What the exercise asks: Find and copy the lines in the records beneath this task that contain the word "Euro".

"""

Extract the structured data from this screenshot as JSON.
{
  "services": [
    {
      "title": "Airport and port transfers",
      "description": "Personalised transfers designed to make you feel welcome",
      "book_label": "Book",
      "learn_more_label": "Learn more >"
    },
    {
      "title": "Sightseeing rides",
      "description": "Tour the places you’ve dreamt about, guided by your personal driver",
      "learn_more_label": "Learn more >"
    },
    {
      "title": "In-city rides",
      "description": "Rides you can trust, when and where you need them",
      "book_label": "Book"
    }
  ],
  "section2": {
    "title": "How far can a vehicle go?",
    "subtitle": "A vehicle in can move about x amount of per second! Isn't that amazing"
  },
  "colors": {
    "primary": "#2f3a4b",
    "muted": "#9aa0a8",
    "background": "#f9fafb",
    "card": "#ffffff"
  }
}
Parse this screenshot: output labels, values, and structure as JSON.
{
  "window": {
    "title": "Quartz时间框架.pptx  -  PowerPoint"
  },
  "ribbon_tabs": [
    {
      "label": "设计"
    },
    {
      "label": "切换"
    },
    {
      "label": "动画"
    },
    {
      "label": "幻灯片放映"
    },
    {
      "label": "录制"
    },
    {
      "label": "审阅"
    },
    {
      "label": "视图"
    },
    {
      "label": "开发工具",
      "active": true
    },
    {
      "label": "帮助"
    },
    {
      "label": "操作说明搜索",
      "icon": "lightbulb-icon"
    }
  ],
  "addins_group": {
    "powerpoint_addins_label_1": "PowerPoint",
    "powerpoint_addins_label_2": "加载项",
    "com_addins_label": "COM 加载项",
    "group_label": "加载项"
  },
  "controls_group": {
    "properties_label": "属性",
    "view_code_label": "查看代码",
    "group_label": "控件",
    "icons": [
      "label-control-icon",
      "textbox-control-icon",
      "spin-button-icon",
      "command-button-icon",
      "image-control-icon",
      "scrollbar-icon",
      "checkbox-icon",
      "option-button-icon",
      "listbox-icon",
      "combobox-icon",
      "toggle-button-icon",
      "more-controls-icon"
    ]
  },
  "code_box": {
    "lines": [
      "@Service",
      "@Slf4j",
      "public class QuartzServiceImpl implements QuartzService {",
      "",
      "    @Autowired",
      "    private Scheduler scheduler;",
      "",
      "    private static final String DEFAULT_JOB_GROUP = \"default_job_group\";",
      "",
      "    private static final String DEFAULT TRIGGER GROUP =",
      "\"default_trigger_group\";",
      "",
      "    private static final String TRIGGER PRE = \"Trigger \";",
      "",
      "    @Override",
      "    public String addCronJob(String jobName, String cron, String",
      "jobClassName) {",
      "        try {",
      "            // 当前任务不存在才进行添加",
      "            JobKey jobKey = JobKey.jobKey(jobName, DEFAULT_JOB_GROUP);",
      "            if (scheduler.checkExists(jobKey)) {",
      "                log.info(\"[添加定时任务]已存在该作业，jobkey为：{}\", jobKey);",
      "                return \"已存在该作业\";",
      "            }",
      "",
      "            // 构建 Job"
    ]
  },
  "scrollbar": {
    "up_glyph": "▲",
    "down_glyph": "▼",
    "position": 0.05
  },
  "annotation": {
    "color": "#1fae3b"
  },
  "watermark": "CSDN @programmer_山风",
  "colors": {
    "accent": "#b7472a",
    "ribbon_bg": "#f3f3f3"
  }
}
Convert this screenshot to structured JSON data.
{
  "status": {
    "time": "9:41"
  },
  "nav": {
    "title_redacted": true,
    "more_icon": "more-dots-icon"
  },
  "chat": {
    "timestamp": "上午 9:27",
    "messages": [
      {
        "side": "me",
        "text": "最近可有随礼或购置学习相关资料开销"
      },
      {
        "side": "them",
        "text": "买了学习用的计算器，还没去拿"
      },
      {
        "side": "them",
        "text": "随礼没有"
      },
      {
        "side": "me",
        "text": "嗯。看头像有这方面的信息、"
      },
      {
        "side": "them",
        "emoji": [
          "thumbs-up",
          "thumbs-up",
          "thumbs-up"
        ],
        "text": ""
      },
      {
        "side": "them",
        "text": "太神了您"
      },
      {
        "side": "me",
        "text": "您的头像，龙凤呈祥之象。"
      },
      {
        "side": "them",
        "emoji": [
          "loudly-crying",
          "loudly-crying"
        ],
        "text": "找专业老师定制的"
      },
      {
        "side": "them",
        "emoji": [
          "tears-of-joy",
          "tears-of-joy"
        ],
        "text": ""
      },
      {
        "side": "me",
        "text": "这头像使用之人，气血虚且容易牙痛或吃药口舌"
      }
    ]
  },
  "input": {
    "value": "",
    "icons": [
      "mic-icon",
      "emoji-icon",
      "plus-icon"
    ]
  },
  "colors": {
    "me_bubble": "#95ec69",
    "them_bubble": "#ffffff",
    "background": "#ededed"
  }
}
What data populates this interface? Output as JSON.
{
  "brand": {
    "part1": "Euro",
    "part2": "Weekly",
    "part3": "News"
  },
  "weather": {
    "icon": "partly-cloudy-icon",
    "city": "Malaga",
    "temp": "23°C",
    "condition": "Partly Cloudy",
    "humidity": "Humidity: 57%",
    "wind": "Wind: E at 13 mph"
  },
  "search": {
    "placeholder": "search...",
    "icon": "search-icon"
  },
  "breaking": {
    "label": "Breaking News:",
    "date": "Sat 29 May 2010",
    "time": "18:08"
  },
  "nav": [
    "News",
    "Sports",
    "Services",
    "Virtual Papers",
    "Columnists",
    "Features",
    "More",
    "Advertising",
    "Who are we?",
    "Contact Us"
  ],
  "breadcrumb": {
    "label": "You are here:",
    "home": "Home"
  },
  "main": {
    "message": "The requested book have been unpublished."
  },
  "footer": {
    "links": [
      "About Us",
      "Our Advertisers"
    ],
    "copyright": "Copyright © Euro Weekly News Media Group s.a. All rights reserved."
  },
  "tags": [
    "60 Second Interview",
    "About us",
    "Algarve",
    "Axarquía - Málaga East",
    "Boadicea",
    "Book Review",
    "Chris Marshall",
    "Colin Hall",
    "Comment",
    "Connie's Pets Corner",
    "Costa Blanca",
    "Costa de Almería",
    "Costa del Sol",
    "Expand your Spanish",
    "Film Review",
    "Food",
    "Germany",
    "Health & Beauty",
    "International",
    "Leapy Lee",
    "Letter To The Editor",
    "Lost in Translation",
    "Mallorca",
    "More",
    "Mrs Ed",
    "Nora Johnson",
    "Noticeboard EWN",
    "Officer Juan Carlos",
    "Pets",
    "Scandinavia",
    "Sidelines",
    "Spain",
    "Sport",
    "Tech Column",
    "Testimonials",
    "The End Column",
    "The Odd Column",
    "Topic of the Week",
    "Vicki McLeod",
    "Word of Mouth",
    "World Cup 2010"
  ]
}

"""

Finished task:
    "part1": "Euro",
    "copyright": "Copyright © Euro Weekly News Media Group s.a. All rights reserved."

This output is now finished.